● Record extracts:

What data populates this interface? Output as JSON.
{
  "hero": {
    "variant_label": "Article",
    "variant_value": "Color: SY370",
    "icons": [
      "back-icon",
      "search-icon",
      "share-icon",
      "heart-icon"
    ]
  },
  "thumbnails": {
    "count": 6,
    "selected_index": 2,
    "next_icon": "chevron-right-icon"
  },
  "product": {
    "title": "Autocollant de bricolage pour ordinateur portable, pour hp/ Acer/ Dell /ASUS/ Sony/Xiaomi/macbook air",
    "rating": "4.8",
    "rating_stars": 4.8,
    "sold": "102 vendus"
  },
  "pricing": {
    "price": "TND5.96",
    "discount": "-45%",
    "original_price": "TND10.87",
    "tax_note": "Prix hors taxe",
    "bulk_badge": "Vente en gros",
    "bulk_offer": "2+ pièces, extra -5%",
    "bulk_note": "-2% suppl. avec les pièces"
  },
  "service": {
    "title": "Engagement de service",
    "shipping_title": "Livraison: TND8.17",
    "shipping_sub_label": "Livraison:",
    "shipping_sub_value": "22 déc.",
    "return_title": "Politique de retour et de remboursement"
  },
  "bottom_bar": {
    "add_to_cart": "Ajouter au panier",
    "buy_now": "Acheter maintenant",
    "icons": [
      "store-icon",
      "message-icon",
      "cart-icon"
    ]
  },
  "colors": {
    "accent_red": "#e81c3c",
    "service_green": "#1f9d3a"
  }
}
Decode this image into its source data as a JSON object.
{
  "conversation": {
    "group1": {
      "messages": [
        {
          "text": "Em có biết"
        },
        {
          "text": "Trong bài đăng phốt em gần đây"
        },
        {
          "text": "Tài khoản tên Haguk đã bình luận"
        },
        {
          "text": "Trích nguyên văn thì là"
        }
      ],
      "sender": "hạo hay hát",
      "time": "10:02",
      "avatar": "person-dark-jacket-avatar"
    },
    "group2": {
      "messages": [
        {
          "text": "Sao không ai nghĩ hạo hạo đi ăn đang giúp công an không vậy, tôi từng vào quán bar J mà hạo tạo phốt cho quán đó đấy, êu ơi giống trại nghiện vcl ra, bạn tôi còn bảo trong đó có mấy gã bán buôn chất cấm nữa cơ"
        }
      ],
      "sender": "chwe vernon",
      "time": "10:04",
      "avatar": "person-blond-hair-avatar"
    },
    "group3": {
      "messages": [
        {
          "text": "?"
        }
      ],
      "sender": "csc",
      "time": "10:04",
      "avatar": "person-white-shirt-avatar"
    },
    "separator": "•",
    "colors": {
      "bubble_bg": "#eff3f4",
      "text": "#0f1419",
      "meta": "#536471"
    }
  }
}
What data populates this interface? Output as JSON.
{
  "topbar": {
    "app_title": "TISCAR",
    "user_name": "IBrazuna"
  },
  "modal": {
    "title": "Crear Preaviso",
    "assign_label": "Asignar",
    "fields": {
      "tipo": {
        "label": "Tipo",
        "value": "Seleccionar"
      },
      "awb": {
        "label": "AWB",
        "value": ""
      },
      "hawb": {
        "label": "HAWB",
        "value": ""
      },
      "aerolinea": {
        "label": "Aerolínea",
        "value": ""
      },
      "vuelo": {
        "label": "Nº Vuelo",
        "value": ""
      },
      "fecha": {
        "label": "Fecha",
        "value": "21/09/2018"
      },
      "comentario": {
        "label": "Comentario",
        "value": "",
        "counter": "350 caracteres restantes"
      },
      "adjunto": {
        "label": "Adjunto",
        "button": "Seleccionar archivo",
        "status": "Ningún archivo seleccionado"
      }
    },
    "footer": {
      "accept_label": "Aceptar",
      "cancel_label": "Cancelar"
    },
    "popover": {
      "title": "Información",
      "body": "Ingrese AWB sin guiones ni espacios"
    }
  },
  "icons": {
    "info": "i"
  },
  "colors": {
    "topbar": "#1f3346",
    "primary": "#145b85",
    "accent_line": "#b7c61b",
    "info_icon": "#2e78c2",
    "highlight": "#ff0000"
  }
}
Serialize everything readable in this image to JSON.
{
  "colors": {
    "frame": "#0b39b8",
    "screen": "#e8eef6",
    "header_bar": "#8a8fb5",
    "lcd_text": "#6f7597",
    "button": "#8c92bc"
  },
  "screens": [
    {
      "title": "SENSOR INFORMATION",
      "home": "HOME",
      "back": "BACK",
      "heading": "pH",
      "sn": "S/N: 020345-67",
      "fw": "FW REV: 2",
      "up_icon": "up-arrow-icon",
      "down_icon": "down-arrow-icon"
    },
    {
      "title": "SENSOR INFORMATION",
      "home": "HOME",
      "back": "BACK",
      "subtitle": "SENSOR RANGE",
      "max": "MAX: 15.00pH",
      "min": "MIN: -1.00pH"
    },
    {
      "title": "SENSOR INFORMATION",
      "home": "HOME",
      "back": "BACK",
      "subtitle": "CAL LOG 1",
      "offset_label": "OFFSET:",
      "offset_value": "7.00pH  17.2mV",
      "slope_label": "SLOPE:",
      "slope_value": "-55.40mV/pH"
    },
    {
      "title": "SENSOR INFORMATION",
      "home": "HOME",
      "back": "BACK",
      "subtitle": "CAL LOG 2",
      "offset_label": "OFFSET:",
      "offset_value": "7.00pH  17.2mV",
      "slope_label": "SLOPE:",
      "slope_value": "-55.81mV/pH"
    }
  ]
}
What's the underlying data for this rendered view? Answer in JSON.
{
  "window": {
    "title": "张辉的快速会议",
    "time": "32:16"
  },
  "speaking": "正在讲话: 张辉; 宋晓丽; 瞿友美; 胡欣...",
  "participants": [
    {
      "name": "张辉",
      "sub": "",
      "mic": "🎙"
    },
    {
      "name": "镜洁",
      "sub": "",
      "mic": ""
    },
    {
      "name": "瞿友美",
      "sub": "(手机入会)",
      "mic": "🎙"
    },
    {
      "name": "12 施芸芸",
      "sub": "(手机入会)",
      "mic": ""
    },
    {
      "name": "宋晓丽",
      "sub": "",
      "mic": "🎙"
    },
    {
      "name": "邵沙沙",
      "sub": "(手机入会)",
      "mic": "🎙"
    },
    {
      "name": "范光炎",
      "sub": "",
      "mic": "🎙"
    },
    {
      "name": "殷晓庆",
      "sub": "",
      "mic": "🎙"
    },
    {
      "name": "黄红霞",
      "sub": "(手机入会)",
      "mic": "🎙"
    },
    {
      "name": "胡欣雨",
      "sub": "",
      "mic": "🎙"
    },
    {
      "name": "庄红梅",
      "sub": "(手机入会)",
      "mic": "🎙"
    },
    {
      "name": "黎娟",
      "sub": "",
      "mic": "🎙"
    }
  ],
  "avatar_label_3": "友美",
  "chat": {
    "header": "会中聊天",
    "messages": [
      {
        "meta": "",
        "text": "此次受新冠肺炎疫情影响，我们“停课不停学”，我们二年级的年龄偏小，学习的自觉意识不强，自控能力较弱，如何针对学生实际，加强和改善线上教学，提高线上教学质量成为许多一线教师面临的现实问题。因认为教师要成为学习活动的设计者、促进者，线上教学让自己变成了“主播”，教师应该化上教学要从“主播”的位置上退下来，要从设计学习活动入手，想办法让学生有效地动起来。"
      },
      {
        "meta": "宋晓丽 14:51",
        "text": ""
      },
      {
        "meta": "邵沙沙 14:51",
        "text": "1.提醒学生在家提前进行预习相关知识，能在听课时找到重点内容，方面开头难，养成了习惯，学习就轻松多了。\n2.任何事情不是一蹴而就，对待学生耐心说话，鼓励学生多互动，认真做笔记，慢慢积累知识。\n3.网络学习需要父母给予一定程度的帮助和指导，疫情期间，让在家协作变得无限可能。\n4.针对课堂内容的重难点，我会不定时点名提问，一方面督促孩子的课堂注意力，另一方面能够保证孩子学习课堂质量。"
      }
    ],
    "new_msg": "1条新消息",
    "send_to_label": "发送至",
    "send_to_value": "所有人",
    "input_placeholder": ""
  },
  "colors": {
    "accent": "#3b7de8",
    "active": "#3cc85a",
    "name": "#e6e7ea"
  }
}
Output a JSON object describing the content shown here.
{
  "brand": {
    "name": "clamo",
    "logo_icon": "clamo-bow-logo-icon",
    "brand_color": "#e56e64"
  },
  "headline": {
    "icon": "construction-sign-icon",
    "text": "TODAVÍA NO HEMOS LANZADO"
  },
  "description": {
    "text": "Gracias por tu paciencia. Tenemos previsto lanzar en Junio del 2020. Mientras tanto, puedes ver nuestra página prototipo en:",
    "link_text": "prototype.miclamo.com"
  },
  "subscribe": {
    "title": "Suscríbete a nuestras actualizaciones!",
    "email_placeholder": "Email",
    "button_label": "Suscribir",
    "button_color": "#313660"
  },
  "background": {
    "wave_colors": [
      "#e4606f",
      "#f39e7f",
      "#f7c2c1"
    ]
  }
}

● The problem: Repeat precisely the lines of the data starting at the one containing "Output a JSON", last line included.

● Task response:
Output a JSON object describing the content shown here.
{
  "brand": {
    "name": "clamo",
    "logo_icon": "clamo-bow-logo-icon",
    "brand_color": "#e56e64"
  },
  "headline": {
    "icon": "construction-sign-icon",
    "text": "TODAVÍA NO HEMOS LANZADO"
  },
  "description": {
    "text": "Gracias por tu paciencia. Tenemos previsto lanzar en Junio del 2020. Mientras tanto, puedes ver nuestra página prototipo en:",
    "link_text": "prototype.miclamo.com"
  },
  "subscribe": {
    "title": "Suscríbete a nuestras actualizaciones!",
    "email_placeholder": "Email",
    "button_label": "Suscribir",
    "button_color": "#313660"
  },
  "background": {
    "wave_colors": [
      "#e4606f",
      "#f39e7f",
      "#f7c2c1"
    ]
  }
}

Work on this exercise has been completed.